WHAT THE TASK REQUIRES
Go through the data and copy each line where the word "this" shows up.

Records from a dataset
"""

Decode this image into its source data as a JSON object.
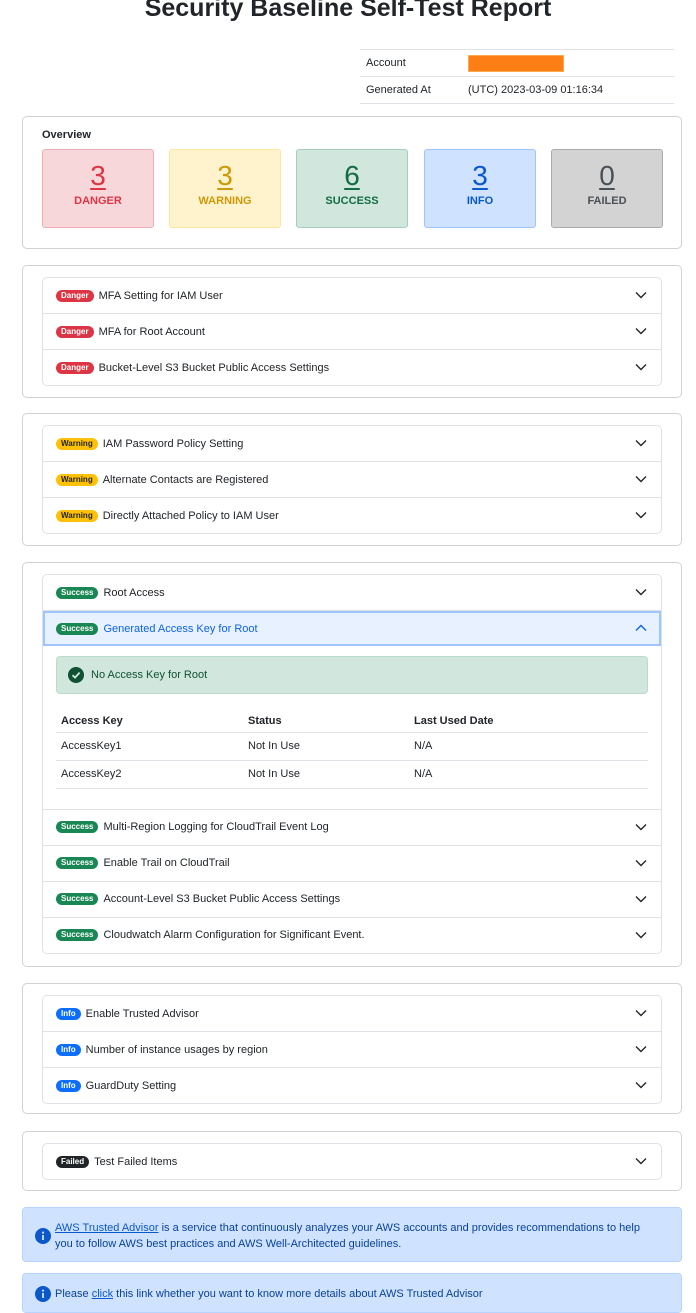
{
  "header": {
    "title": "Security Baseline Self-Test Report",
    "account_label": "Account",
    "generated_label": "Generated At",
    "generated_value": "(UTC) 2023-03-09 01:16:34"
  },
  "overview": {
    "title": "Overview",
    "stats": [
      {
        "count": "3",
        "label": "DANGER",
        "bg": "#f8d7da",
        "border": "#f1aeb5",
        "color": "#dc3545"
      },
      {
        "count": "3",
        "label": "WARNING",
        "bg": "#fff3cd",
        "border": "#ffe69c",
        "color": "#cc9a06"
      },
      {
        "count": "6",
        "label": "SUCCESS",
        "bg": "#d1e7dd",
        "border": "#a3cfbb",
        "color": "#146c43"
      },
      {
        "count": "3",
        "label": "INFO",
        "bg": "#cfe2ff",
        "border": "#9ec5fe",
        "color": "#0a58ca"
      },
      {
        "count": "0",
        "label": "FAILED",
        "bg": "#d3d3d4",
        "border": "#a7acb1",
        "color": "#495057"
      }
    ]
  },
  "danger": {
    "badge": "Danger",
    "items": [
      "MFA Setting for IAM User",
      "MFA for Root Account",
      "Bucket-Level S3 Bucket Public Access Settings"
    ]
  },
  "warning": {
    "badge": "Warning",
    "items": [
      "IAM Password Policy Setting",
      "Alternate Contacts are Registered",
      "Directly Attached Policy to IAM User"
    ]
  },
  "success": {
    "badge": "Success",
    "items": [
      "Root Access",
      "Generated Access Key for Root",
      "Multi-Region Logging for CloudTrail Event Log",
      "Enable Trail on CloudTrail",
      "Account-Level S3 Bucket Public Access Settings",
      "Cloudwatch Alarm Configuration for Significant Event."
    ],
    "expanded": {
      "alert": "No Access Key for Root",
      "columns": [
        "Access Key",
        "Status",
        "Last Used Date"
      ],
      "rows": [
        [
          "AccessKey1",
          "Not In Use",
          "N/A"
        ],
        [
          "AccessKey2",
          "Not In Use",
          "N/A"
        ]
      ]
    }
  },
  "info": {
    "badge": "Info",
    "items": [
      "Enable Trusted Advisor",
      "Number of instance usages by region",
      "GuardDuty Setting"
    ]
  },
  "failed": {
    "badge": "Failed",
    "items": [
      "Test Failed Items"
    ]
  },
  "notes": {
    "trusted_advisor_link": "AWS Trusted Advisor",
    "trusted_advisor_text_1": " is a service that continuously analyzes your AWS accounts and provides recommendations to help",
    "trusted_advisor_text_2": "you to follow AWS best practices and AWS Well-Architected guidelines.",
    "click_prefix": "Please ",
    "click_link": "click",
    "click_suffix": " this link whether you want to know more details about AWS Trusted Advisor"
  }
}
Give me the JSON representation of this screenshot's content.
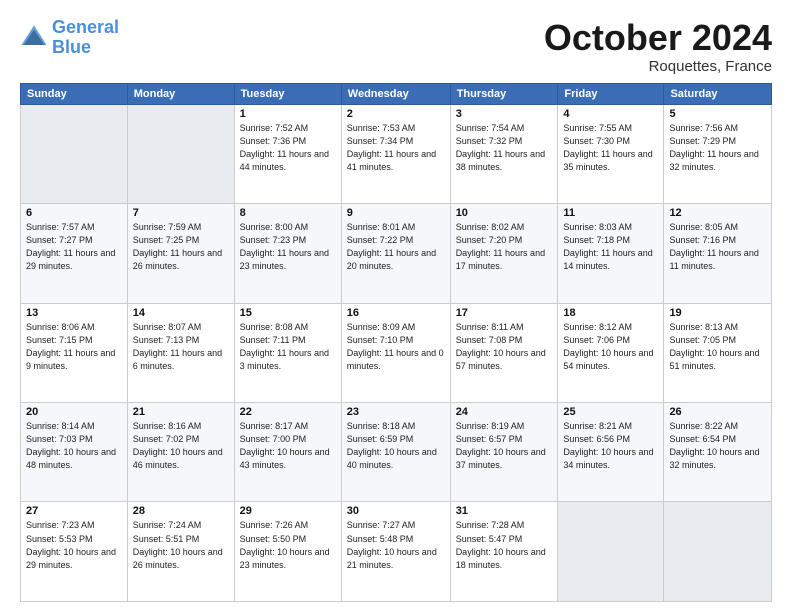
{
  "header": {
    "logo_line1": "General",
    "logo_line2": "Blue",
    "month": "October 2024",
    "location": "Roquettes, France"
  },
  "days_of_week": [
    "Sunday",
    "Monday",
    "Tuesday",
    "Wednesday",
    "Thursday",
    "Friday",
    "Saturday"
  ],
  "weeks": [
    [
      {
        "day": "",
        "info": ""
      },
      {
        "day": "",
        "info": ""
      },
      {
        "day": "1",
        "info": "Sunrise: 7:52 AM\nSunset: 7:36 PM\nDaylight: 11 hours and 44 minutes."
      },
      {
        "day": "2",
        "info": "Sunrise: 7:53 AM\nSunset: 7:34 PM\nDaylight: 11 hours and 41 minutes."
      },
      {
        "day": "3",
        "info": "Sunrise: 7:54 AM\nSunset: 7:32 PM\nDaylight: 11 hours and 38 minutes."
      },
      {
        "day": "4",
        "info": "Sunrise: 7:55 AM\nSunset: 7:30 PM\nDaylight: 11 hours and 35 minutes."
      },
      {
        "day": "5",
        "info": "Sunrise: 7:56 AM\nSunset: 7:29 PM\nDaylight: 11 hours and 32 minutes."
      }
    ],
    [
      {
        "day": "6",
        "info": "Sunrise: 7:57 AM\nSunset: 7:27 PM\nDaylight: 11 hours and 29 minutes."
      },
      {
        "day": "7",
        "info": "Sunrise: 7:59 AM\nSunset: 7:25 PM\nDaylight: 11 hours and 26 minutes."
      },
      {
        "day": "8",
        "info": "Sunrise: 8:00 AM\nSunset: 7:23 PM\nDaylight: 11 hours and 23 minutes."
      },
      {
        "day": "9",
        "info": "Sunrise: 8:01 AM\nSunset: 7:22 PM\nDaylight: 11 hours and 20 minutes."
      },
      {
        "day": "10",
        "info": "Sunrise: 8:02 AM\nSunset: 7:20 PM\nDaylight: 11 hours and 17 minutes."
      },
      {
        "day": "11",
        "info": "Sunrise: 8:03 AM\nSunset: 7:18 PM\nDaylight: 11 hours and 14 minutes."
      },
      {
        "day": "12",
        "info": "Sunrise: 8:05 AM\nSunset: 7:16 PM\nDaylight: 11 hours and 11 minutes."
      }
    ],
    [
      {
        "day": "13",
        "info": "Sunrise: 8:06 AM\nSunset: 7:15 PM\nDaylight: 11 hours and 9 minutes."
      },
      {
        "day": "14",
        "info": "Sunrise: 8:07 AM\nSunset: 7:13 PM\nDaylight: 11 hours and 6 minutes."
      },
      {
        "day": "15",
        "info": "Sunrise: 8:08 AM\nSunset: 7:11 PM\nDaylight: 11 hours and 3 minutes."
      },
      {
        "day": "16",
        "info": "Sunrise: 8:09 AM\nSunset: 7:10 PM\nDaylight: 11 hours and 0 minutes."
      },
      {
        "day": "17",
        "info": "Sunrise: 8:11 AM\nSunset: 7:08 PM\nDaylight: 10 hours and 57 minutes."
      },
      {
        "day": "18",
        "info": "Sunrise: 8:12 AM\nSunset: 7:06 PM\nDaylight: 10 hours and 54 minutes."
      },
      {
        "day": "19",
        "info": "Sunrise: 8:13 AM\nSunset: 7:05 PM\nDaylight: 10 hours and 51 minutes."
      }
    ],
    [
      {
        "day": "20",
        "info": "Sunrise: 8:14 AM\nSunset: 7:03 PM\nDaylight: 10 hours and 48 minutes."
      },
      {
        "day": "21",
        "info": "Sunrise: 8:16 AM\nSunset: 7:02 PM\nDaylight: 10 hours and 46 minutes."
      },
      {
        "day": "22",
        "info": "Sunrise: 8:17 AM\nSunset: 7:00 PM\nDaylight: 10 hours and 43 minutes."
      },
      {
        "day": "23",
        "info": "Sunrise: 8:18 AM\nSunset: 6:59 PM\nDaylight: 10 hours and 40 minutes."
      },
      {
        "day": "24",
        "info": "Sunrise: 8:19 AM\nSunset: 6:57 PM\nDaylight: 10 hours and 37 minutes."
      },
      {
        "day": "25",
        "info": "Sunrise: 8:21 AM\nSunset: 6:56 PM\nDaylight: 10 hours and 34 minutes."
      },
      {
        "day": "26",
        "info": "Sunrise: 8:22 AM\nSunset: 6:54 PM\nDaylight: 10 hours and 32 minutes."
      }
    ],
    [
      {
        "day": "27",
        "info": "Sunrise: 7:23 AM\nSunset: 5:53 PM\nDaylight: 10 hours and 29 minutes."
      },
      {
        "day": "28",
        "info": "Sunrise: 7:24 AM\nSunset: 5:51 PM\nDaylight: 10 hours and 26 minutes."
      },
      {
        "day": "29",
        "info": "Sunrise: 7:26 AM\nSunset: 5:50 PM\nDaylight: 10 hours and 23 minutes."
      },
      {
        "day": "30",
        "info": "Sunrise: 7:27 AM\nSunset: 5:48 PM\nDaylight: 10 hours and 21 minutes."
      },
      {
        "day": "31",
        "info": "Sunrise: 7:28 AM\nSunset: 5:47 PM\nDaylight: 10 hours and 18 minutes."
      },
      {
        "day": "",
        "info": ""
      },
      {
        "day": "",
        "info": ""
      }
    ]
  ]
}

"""

COMPLETED EXERCISE
Decode this image into its source data as a JSON object.
    "click_suffix": " this link whether you want to know more details about AWS Trusted Advisor"
Give me the JSON representation of this screenshot's content.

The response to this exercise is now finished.